Power outages ain’t what they used to be.
When I think about power outages when I was a kid, in rural Arizona, they were a lot different. Usually they happened during the July-August rainy season. And usually they involved big thunderstorms. The sort that get a CGI sequence in movies. Lightning every couple of seconds, wind that blew like jet engines, and cold drifts of blowing rain that cut through the hot air like icicles to splatter on the dirt and evaporate quickly. But the best part came before the actual storm: still air, distant thunder, and towering cumulonimbus clouds that were black as God’s wrath and almost as loud. It reminded you of how small your little house on a hill in the desert was. It made one little kid realize just how BIG the sky is, how high, how wide, how sublime.
Now it’s different. Now it’s during the day, but during the broad daylight. It’s during the time of day where the southwestern sun makes the air look flat. Like shadows are merely the parts where the sun hasn’t hit yet, they aren’t cooler or darker in any meaningful way. Everything looks like a bad photographer has cranked up the warmth way too high in photoshop. During the outage, those cool pockets of air we call buildings almost immediately heat up and become stuffy boxes of stucco. People appear on the street in denim shorts and bad moods. The idyllic “block party” atmosphere you’d expect from Coca-Cola commercials and TV show episodes consists of mostly pissed off adults griping about cell service and if anyone knows what the power company is doing. That one guy is calling his friends about what parts of town exactly are out. A couple kids are idly waving their arms and balancing on the sidewalk. It’s almost hard to breathe it’s so hot.
So people leave. They get in their cars, crank the AC up, fight through the downed intersections with the assistance of beleaguered police officers, and indulge in retail therapy. They run errands, or go to the movies, and they find the closest example of artificially cooled civilization that is still harnassing lightning.
There’s really nothing wrong with that.
It does serve to remind us of how completely ludicrous it is to live anywhere where the average temperature regularly can fry eggs on sidewalks and then to crank that temperature higher by seeding the landscape with vast oceans of concrete and asphalt that retain and concentrate that heat. Forget the choking smog of vehicles, the real source of the heat is the reflective glass and the concentration of bodily energy transfer. The apartment buildings with their stacks of individual environments, bio-pods of isolation, and the big box stores with row upon row of glowing fluorescent lights filling their industrial ceiling areas. Humans pursue individual areas of ideal environment by creating vast support systems that directly create hostile areas around that environment.

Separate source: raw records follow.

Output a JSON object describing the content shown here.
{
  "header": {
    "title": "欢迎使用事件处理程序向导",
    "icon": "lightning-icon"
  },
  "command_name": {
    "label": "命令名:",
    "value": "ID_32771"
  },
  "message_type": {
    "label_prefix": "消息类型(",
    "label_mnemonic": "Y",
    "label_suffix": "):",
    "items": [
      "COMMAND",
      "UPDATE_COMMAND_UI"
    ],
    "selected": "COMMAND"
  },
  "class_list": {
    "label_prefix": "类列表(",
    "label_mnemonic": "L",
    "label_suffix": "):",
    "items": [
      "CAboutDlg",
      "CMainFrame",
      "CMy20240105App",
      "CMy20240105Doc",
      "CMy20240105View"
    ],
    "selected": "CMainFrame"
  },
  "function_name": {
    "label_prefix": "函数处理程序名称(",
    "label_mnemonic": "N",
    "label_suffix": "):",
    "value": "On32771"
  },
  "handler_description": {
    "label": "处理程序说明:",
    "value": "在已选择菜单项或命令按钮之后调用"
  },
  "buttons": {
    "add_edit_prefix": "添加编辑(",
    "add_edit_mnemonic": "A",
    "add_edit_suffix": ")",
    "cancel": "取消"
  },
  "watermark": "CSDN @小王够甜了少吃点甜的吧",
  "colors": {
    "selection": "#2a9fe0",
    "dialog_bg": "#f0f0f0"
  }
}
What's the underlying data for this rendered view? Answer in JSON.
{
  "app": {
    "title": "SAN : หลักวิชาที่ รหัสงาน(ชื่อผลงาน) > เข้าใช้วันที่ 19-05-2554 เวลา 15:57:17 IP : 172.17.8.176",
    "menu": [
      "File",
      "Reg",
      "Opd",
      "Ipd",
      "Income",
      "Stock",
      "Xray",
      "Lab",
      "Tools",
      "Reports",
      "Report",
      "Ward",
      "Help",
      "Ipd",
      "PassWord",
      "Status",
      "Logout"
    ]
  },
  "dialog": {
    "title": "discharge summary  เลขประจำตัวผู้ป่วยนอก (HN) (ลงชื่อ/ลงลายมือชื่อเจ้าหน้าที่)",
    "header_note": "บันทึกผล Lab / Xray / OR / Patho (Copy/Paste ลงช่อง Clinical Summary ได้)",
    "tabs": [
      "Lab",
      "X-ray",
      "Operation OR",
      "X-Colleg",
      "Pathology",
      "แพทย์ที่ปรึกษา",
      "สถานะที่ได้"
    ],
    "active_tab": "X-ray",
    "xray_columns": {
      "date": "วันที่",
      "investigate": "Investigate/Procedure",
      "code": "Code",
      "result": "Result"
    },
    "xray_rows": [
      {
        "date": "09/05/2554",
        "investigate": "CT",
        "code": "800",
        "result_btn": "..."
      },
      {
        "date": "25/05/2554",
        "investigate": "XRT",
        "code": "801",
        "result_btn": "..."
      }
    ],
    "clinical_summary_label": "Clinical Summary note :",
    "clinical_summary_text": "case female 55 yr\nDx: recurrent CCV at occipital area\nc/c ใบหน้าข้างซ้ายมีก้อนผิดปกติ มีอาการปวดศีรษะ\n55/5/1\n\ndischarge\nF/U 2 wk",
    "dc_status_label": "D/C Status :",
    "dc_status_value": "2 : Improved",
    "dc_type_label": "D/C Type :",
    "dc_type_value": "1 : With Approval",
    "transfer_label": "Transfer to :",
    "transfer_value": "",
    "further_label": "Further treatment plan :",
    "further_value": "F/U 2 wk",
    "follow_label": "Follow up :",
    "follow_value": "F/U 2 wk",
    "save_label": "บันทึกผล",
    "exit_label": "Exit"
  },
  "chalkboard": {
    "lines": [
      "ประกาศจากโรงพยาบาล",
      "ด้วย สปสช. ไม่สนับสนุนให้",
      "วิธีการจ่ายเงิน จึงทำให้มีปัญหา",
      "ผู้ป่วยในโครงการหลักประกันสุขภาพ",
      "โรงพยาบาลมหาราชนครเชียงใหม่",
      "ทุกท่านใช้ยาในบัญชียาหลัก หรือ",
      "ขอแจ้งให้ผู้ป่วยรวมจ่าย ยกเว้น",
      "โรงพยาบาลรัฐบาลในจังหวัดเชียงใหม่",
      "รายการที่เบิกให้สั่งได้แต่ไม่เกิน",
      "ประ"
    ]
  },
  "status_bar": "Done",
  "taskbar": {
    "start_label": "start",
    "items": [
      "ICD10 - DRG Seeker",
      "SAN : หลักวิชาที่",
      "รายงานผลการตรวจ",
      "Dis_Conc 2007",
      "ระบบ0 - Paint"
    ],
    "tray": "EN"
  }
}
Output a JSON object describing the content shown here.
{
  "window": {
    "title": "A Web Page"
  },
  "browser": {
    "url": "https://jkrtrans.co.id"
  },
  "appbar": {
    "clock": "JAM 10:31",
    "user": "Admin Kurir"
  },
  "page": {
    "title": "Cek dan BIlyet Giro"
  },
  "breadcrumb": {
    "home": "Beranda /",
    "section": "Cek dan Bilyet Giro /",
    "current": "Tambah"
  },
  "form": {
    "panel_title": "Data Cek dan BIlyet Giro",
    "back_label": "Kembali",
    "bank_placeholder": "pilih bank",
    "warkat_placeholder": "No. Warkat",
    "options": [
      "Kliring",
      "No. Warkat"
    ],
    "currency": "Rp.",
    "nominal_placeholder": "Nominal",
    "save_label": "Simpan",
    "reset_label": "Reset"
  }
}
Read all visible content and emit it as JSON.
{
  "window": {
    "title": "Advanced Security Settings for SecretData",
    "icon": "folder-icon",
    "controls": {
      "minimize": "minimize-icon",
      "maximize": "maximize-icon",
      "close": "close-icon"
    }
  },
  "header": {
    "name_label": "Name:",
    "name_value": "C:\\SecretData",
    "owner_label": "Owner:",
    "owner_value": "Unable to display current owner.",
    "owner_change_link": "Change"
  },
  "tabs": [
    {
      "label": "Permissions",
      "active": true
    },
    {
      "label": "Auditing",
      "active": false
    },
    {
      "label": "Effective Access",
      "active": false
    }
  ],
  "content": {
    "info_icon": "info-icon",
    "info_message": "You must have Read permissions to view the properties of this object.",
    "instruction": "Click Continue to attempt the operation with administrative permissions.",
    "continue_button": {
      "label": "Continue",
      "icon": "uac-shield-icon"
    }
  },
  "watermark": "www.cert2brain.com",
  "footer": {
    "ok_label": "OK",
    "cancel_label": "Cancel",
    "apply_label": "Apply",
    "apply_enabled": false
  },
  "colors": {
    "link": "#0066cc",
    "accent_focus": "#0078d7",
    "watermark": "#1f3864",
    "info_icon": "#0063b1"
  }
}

Also, anyone ever think about where that water is coming from? My family has worked on water wells for a couple generations, and even I am barely conscious of what I’m doing when I pull another glass of life giving water from the tap and slug it down.
Desert life, from LA to Dallas to Las Vegas, is in constant combat with the environment. The desert wants everything brown and flat. The blowing wind, sand, and punishing sun all say: adapt or die. The wildlife is all scavengers, burrowers, or actively venomous. The few true predators live in the mountains and other cool areas, and subsist by killing the scavengers, each other, or becoming scavengers themselves. Even the plants are thorned and poisonous.
So when the power goes out, it just reminds us that in the event of societal collapse. We are the first to go.